▶ **Work to complete**
Return, from the listing below, each line where the word "data" appears.

▶ **Provided records**
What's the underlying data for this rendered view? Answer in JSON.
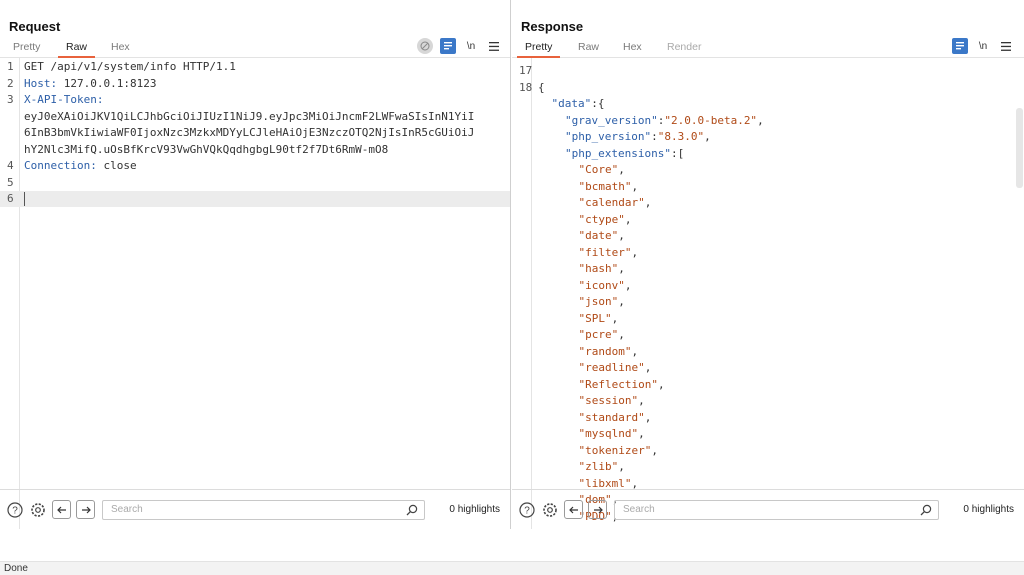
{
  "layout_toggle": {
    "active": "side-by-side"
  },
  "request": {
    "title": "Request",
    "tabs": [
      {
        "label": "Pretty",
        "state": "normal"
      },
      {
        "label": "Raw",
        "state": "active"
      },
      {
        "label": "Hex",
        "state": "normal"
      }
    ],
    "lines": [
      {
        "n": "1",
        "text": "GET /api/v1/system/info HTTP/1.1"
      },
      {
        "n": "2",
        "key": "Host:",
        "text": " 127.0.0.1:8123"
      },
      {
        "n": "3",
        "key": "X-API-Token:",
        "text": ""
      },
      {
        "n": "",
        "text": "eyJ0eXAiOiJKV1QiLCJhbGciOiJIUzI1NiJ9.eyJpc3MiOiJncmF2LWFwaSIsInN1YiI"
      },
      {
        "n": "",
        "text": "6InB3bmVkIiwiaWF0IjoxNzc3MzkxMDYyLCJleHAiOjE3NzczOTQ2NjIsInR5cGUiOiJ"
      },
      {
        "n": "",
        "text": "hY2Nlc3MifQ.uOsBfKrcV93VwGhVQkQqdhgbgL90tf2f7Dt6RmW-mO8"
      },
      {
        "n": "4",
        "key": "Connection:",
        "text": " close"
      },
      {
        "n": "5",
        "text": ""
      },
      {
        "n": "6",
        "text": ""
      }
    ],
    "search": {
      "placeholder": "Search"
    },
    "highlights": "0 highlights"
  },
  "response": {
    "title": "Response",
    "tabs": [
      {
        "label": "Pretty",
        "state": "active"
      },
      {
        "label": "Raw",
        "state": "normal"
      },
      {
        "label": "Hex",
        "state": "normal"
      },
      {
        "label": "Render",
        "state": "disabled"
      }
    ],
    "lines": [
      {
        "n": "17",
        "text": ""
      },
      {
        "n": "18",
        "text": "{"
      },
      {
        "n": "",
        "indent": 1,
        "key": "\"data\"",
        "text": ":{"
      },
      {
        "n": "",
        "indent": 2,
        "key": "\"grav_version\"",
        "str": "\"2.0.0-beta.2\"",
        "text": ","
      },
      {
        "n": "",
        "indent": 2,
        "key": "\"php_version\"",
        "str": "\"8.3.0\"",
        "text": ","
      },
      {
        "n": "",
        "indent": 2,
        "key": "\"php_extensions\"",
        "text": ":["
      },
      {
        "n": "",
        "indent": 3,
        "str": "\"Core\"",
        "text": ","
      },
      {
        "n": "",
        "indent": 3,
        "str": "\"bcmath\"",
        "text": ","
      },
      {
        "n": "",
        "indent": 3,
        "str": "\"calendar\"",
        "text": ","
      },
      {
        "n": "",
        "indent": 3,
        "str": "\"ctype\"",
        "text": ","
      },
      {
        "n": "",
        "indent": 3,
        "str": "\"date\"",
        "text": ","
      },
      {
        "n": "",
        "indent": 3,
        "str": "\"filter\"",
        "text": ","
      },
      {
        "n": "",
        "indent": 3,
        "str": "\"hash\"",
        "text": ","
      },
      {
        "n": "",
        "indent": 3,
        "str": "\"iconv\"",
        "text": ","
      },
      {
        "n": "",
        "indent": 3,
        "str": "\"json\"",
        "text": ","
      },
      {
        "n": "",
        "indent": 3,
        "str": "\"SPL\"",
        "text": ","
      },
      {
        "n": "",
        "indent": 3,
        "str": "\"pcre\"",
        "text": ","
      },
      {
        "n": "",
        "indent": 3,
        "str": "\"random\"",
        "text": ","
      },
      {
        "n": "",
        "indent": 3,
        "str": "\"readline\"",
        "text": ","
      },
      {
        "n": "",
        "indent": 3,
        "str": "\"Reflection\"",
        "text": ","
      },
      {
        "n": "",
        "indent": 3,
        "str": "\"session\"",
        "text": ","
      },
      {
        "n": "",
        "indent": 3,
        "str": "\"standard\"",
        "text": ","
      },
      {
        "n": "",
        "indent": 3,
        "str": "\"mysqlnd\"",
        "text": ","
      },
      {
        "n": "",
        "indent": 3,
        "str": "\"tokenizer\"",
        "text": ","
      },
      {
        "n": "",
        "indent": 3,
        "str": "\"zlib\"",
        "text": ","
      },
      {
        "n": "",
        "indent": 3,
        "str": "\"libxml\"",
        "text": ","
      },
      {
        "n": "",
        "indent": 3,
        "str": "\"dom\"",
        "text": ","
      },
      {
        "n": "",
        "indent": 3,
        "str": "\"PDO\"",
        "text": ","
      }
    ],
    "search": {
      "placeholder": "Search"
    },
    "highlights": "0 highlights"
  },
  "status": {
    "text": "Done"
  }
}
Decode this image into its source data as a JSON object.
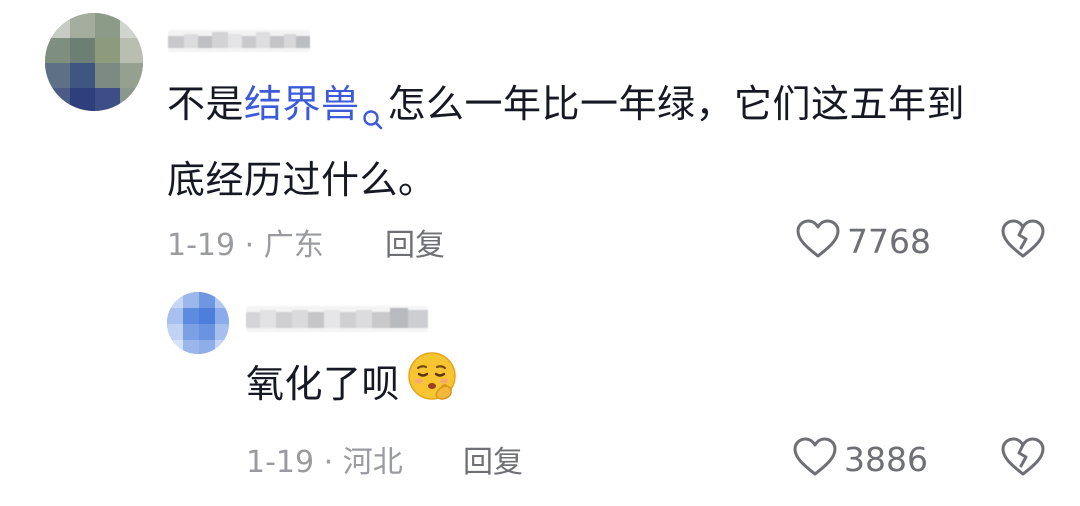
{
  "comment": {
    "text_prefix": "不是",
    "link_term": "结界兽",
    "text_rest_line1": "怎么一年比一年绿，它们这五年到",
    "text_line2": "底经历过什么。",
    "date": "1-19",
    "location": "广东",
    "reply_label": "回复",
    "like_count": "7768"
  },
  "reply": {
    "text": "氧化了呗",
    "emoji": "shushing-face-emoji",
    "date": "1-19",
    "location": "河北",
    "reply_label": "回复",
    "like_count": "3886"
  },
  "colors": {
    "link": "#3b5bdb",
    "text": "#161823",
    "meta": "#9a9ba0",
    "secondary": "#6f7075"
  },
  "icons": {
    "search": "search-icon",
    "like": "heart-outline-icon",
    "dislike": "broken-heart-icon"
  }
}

▶ **Exercise answer**
What's the underlying data for this rendered view? Answer in JSON.
        "key": "\"data\"",
Decode this image into its source data as a JSON object.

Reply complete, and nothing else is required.